Yet a casual news consumer watching the Nunes memo would end up with a completely erroneous perspective on the actual state of the surveillance debate in America:

  • Republicans are not opponents of the surveillance state; they are, rather, aggressively pushing for more surveillance power.
  • Surveillance issues are not hotly contested in partisan politics, and even though most Democrats voted “no” on the bill, leaders including Nancy Pelosi and the top Democrat on the House Intelligence Community voted “yes.”

The Trump Show’s actual impact on partisan politics is difficult to discern. At times, Trump turns the spectacle of politics to his political advantage. At other times, it seems to overwhelm the White House’s own communications strategy.

But either way, it’s an absolute disaster for the understanding of public affairs. Looking back on the 2016 campaign, I’m struck by how little sense of the actual stakes in the election a person would have obtained from a political debate that overwhelmingly focused on Clinton’s emails and Trump’s wild rhetoric. Over a year into Trump’s actual presidency, we seem to still be struggling with the reality that he is actually holding office and that paying attention to the banal ongoing operations of the federal government is important.

These stories, though somewhat less exciting than Trump’s Twitter beefs, also broadly implicate the common good and raise the basic question of whether or not Trump is good at his job, rather than casting him as a symbolic totem of America’s ongoing culture wars. But politics is important primarily because of its real impact on real people’s real lives, and not as a reality show drama.

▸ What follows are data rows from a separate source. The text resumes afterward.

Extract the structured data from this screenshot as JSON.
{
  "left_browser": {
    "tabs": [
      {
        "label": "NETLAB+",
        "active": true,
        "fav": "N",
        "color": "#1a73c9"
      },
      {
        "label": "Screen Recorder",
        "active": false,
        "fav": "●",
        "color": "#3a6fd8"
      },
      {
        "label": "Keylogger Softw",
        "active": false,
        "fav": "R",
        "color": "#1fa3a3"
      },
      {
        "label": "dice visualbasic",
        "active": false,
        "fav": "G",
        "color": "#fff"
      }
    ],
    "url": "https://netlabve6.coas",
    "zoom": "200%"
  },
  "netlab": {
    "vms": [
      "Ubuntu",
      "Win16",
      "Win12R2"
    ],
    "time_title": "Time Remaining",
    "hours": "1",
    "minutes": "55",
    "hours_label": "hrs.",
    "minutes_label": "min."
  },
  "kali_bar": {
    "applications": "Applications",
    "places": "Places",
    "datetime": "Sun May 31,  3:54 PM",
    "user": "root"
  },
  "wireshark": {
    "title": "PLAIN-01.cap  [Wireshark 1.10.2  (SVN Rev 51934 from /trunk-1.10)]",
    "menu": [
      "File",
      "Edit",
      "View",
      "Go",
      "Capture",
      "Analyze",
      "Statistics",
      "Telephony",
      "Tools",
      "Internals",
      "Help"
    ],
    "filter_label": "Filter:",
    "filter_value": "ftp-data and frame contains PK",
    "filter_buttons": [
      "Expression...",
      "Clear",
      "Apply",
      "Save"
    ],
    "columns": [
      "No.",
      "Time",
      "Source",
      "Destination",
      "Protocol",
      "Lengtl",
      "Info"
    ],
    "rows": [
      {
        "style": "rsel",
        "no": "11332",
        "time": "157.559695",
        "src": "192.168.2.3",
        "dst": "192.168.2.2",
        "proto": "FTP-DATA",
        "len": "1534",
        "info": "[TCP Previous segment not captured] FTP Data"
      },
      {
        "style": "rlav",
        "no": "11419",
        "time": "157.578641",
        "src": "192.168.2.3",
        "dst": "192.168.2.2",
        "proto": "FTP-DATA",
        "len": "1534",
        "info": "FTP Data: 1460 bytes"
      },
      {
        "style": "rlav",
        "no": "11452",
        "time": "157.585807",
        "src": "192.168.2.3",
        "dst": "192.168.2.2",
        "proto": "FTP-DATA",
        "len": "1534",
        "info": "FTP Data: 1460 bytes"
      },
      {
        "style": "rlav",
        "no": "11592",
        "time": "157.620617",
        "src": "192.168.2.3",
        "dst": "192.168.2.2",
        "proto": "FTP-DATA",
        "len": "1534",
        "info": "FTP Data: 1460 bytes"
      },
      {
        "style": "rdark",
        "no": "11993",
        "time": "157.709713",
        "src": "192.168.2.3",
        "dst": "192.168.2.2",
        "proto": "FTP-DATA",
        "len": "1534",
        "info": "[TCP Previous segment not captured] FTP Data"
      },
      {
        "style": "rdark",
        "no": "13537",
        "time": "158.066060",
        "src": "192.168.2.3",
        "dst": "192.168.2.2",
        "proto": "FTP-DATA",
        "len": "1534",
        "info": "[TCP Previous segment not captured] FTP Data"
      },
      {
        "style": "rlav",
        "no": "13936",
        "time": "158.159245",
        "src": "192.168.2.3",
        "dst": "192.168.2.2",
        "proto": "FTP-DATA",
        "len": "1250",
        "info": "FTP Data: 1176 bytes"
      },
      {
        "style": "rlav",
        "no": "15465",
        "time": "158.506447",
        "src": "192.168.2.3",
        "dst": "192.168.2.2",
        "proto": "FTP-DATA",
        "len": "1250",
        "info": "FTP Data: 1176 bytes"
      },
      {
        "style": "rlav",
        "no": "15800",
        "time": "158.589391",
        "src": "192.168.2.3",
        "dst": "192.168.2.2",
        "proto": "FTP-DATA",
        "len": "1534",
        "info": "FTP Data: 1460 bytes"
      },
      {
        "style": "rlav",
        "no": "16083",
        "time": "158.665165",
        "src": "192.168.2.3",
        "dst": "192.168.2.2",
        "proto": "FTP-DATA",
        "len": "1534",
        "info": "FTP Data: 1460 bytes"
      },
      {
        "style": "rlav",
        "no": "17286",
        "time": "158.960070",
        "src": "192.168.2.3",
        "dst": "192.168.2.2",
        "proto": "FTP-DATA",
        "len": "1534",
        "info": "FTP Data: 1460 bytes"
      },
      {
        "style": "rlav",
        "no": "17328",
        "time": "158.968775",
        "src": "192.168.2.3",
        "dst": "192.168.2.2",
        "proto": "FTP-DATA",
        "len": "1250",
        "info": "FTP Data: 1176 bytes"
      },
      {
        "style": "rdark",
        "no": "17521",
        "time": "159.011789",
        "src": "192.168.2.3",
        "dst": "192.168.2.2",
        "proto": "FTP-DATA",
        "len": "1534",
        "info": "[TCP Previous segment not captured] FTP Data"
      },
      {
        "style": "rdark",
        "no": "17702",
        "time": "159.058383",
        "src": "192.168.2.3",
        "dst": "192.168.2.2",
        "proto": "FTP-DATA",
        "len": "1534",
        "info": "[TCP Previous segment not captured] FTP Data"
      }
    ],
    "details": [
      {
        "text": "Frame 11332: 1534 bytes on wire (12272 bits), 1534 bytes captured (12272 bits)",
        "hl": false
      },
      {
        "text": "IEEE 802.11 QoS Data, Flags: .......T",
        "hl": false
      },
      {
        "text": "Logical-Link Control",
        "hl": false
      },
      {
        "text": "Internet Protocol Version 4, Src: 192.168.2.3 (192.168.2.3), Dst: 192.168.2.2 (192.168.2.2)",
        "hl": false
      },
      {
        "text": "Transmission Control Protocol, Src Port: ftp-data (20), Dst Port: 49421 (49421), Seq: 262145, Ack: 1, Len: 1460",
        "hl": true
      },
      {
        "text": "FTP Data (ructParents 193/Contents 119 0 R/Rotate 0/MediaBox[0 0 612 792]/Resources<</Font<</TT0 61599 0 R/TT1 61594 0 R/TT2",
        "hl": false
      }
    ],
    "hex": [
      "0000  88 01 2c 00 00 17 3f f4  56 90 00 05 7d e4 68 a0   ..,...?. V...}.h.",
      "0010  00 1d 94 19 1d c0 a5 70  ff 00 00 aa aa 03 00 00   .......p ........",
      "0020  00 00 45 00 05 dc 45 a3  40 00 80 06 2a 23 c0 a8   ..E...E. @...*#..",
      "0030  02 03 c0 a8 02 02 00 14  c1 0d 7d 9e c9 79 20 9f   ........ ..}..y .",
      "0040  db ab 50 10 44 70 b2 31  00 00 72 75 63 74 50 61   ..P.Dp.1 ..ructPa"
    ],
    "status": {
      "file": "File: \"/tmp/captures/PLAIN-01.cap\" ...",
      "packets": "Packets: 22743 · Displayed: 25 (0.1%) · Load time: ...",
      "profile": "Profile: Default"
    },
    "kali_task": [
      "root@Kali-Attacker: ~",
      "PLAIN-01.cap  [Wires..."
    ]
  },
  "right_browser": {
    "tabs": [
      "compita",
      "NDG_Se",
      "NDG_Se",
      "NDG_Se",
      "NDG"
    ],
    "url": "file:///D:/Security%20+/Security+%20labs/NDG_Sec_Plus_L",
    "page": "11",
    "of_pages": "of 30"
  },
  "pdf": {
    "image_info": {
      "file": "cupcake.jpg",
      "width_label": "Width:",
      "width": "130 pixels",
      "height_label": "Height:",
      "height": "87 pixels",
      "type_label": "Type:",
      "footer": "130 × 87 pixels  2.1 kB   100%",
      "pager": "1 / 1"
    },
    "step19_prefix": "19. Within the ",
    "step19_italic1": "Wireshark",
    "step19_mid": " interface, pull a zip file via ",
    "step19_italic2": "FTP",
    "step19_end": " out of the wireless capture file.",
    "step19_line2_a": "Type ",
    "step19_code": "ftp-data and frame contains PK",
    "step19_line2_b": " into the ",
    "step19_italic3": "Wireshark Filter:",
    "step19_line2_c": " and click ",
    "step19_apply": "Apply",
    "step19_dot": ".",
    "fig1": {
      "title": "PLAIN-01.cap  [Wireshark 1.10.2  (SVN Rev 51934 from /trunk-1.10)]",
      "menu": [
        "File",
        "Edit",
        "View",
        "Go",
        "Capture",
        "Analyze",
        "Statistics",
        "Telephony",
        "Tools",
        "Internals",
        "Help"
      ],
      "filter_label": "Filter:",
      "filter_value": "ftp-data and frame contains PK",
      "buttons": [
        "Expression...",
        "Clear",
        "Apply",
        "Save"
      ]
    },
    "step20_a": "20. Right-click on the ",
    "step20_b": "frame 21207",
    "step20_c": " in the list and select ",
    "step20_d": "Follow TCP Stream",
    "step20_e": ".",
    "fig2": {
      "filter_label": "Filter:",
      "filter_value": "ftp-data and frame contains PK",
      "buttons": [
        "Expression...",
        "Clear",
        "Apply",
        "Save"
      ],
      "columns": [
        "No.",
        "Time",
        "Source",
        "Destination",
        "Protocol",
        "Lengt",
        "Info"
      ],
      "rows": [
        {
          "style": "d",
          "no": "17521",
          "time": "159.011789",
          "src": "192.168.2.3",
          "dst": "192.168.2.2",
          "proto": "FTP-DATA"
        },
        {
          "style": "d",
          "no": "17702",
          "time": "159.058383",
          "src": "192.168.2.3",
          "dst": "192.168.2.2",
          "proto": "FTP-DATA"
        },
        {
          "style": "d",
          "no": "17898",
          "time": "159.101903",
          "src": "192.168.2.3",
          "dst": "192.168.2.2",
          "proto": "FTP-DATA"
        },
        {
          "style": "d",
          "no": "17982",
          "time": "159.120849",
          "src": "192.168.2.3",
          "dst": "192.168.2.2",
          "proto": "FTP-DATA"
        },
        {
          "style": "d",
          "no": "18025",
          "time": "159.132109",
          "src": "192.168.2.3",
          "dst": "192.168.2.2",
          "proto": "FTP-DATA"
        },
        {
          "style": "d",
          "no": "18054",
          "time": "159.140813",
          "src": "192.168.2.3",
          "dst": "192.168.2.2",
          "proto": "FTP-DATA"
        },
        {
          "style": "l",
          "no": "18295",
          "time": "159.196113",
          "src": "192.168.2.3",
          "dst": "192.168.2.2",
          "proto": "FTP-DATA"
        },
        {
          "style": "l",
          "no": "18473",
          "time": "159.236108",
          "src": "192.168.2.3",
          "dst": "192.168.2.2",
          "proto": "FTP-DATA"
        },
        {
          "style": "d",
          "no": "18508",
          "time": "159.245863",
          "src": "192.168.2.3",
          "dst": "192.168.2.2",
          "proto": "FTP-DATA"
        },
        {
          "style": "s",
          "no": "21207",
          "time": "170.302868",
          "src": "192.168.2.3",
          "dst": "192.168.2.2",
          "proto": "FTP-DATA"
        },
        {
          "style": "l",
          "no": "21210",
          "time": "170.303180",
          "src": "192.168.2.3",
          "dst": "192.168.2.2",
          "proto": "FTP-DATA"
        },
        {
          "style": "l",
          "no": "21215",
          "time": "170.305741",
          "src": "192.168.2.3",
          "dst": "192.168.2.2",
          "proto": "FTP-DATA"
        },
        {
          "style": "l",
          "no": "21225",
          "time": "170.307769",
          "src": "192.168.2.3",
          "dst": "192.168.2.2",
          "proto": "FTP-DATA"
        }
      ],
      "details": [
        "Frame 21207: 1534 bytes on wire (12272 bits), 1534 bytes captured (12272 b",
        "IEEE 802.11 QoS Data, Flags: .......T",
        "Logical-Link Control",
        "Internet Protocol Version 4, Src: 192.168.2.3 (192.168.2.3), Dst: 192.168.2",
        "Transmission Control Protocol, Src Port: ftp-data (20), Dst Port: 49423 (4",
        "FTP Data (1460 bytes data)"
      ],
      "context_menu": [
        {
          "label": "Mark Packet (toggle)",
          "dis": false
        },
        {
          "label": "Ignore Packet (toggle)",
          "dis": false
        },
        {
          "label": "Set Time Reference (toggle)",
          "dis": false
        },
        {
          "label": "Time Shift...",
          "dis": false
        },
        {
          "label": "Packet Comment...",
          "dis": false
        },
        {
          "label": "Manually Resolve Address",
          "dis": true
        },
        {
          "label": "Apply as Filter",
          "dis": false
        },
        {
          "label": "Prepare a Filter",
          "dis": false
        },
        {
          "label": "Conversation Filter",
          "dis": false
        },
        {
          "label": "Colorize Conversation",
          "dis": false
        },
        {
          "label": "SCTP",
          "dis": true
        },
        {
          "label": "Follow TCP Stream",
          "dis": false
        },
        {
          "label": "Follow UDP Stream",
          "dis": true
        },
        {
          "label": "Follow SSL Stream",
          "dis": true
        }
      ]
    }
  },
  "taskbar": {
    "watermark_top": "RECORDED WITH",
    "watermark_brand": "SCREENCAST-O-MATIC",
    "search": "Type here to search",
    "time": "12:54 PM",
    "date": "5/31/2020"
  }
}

Somehow we, as a country, need to find a way to remember that more consistently.